___ Task material

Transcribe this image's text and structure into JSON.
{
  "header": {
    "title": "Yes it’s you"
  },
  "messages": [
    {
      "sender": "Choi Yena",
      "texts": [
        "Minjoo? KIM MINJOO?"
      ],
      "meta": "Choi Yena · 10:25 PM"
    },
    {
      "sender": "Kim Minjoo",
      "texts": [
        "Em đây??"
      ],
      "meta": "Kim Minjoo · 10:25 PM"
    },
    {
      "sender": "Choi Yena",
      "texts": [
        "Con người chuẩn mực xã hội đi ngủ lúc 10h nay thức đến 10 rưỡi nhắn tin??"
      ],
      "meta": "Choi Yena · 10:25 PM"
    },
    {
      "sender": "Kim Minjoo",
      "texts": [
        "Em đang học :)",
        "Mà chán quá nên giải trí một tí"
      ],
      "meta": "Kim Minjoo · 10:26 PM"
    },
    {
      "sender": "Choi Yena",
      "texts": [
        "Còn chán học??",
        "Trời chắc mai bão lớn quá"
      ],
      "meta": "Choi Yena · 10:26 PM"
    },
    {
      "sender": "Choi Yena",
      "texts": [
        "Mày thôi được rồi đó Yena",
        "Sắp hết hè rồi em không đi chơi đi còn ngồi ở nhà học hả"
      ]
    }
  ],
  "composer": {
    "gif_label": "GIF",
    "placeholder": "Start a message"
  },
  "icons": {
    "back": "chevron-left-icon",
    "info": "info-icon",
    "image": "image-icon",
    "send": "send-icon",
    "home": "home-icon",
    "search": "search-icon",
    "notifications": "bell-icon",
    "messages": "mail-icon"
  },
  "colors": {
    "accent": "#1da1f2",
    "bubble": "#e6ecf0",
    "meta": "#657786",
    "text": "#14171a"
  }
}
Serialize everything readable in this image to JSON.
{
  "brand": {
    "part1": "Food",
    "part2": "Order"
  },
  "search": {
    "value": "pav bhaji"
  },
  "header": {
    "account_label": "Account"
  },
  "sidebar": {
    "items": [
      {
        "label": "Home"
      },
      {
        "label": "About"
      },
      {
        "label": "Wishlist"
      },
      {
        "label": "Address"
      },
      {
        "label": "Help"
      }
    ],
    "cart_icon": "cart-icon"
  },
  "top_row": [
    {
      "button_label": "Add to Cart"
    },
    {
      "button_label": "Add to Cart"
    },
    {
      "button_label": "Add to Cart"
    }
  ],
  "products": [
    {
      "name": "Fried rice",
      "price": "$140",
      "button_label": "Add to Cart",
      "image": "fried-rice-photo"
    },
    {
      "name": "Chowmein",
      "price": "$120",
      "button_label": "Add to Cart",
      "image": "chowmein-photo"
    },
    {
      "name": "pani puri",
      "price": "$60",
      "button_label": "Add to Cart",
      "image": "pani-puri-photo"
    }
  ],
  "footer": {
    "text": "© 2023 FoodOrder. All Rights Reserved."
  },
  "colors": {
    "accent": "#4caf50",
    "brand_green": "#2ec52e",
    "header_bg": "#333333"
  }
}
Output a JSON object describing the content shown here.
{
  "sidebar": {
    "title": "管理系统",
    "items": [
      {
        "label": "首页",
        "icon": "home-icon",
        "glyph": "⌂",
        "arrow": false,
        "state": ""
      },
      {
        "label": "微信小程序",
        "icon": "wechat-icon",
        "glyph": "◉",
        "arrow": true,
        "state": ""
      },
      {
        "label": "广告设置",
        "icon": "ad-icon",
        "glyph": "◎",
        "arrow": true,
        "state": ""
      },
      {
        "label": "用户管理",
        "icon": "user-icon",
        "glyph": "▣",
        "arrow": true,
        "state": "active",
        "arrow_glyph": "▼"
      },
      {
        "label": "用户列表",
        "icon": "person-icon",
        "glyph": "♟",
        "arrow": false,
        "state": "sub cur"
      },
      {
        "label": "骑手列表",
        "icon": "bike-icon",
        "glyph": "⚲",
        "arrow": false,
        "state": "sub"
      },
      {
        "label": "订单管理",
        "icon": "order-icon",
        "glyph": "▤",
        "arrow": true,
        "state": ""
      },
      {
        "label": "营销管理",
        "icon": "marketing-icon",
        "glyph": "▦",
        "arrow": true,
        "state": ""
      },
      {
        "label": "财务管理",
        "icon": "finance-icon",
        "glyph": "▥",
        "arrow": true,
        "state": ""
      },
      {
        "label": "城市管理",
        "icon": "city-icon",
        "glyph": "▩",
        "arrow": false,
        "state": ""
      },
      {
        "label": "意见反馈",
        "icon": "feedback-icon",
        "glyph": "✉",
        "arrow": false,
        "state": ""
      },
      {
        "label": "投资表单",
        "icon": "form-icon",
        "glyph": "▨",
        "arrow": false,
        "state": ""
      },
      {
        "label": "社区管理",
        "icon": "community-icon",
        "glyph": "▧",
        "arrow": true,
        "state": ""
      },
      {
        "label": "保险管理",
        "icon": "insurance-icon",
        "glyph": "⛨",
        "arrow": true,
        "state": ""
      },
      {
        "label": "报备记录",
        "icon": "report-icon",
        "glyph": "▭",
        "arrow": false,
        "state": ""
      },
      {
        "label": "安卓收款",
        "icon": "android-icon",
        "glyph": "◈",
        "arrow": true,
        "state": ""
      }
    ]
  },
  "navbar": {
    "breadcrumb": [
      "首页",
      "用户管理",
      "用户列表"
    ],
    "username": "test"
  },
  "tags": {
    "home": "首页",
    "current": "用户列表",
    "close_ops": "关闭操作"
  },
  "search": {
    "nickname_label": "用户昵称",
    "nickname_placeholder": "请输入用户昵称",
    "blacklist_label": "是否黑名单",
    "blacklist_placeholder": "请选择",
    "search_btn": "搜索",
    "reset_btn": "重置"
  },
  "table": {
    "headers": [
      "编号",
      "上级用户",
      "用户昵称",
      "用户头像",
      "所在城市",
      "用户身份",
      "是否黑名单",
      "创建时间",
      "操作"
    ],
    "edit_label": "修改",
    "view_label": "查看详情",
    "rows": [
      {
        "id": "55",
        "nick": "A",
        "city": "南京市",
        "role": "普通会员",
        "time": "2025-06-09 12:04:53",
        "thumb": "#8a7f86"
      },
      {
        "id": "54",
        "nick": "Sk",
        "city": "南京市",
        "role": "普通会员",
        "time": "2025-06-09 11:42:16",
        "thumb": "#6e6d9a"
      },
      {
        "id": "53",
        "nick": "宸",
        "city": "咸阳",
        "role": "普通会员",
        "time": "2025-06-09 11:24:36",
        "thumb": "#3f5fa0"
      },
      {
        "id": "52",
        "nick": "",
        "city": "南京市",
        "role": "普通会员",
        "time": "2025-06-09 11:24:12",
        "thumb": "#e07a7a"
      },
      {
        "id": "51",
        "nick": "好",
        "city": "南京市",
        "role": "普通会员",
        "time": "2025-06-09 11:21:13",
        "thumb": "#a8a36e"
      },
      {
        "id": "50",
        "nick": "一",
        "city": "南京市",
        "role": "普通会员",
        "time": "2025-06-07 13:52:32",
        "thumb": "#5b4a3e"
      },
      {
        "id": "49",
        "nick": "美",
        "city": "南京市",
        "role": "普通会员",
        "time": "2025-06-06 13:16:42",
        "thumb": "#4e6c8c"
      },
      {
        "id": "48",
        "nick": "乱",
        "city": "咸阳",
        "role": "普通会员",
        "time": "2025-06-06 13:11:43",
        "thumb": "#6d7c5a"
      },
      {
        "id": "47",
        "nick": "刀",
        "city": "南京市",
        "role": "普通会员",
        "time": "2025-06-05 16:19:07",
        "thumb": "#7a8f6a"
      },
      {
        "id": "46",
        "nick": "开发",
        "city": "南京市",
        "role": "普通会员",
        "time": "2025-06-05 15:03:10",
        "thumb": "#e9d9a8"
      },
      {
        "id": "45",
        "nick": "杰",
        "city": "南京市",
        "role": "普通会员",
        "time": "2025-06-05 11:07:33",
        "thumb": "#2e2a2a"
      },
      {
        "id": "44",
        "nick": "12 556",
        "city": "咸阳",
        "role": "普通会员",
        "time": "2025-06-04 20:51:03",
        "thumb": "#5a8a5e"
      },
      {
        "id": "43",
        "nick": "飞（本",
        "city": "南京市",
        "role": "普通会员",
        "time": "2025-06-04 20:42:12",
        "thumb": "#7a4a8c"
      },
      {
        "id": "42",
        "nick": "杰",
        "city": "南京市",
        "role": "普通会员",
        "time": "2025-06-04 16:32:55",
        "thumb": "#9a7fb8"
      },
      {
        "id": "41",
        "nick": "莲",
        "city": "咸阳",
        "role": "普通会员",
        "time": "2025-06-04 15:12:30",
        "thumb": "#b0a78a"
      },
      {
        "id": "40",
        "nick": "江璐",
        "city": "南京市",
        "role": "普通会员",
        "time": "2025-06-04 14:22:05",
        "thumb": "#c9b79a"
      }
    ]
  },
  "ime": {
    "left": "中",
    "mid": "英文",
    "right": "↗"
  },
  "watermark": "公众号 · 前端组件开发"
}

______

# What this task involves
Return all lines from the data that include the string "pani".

# Your solution
      "name": "pani puri",
      "image": "pani-puri-photo"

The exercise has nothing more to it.